Read More
Sign language speaks loudly
Feb11

Sign language speaks loudly

As students walked into Walton Chapel on the morning of Feb. 5, some noticed the music at the beginning  of chapel wasn’t playing as usual. Other observations led them to see that students weren’t the only ones in attendance. People from around Central Texas came to see Rev. Thomas Coughlin, the first Deaf chapel presenter who communicated with the audience through an interpreter. UMHB Chaplain Dr. George Loutherback went straight into introducing how the chapel would be different because the presenter wouldn’t be speaking – he would be signing. Little did anyone know, but this was also Coughlin’s first time to deliver a service to any university. “No, I was not nervous at all.… In fact, I find it very challenging and exciting to talk to a very large student body,” Coughlin said in an email. While most people didn’t know what to expect, Coughlin gave a lot for students to think about when his topic was “Mutism: The Dark Side of Deafness.” “The inability to talk is of a greater evil than the inability to hear,” Coughlin said. American Sign Language Professor Dr. Parker Kennedy contacted Coughlin through a videophone once it was certain that a Deaf person was going to present at chapel. “Rev. Tom Coughlin is well known in the Deaf community, which is fairly small,” Kennedy said in an email. “Oftentimes, Deaf people know each other through acquaintances or places they have been to.” Kennedy started teaching at the university in the fall of 2012 and has encouraged and inspired many students to go to Deaf chats and events that happen in and around Belton. On Coughlin coming to campus, Kennedy said, “I believe that this will give the students an intense understanding applicable to the accumulation they have learned in their class thus far.” Junior psychology major Maggie Bates has been learning ASL for two and a half years and is a Teaching Assistant for Kennedy. She thinks Rev. Coughlin coming to Chapel was a great way for students to experience the Deaf community. “I think it shows that Deaf people and hearing people really are the same. Deaf people just use a different language. Having a Deaf presenter was so different than what the students are used to,” Bates said. “It’s important that UMHB students see other cultures and can appreciate them.” Bates met with Rev. Coughlin before the services and introduced him at both using American Sign Language. She said his message was something that everyone can learn from. “Deaf people love being Deaf. They embrace their Deaf culture,” Bates said. “I thought it was interesting that Father Coughlin said that everyone...

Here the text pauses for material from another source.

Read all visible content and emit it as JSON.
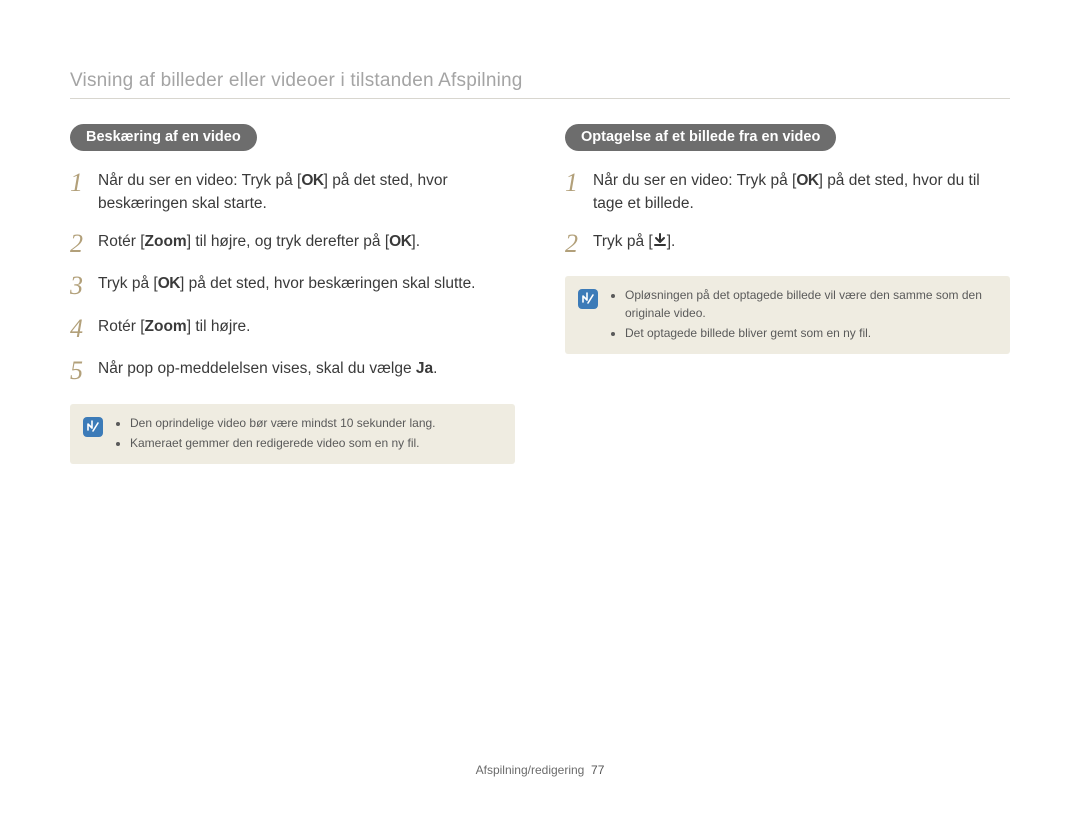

Read More
Page 60 of 209« First...102030...5859606162...708090...Last »